▶ DATA FOR THE TASK:
*** Begin section ***

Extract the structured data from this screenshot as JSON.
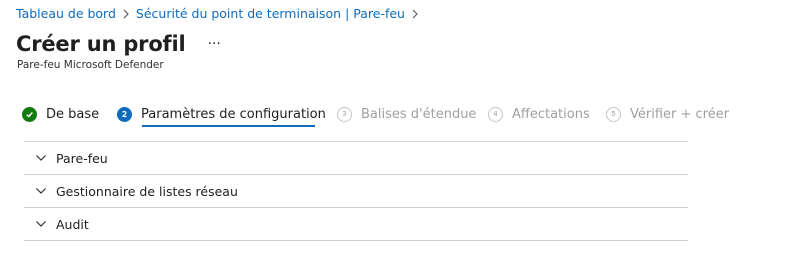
{
  "breadcrumb": {
    "items": [
      "Tableau de bord",
      "Sécurité du point de terminaison | Pare-feu"
    ]
  },
  "header": {
    "title": "Créer un profil",
    "more_label": "...",
    "subtitle": "Pare-feu Microsoft Defender"
  },
  "wizard": {
    "steps": [
      {
        "number": "1",
        "label": "De base",
        "state": "done"
      },
      {
        "number": "2",
        "label": "Paramètres de configuration",
        "state": "active"
      },
      {
        "number": "3",
        "label": "Balises d'étendue",
        "state": "pending"
      },
      {
        "number": "4",
        "label": "Affectations",
        "state": "pending"
      },
      {
        "number": "5",
        "label": "Vérifier + créer",
        "state": "pending"
      }
    ]
  },
  "sections": [
    {
      "label": "Pare-feu"
    },
    {
      "label": "Gestionnaire de listes réseau"
    },
    {
      "label": "Audit"
    }
  ],
  "colors": {
    "link": "#0f6cbd",
    "accent": "#0f6cbd",
    "success": "#107c10",
    "muted": "#a19f9d"
  }
}
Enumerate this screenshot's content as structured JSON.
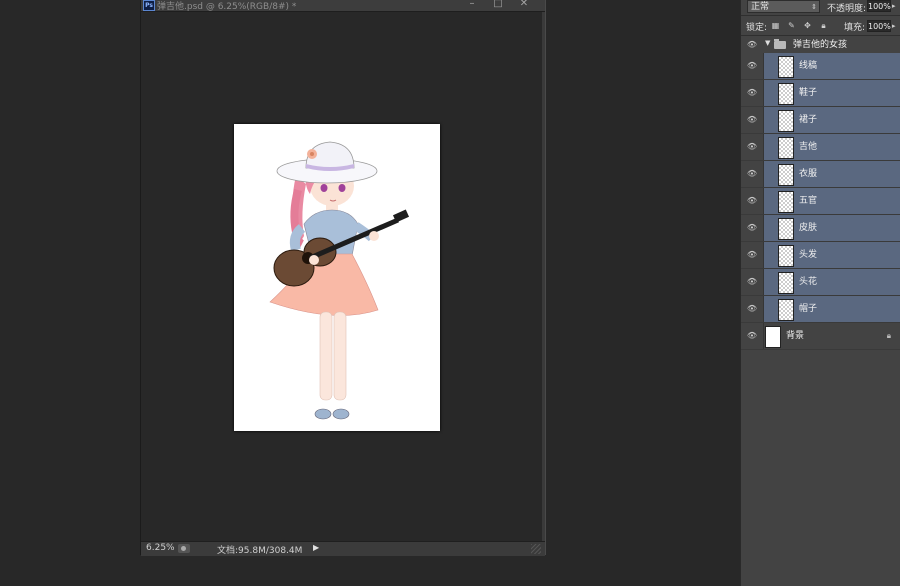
{
  "document_window": {
    "app_badge": "Ps",
    "title": "弹吉他.psd @ 6.25%(RGB/8#) *",
    "minimize": "–",
    "restore": "□",
    "close": "✕"
  },
  "status_bar": {
    "zoom": "6.25%",
    "doc_size": "文档:95.8M/308.4M",
    "arrow": "▶"
  },
  "layers_panel": {
    "blend_mode": "正常",
    "opacity_label": "不透明度:",
    "opacity_value": "100%",
    "lock_label": "锁定:",
    "fill_label": "填充:",
    "fill_value": "100%",
    "group_name": "弹吉他的女孩",
    "layers": [
      {
        "name": "线稿"
      },
      {
        "name": "鞋子"
      },
      {
        "name": "裙子"
      },
      {
        "name": "吉他"
      },
      {
        "name": "衣服"
      },
      {
        "name": "五官"
      },
      {
        "name": "皮肤"
      },
      {
        "name": "头发"
      },
      {
        "name": "头花"
      },
      {
        "name": "帽子"
      }
    ],
    "background_layer": "背景"
  },
  "colors": {
    "selected_layer": "#5a6880",
    "panel_bg": "#434343",
    "workspace_bg": "#282828"
  }
}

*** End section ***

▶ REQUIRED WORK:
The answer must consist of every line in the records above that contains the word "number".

▶ ANSWER BELOW:
        "number": "1",
        "number": "2",
        "number": "3",
        "number": "4",
        "number": "5",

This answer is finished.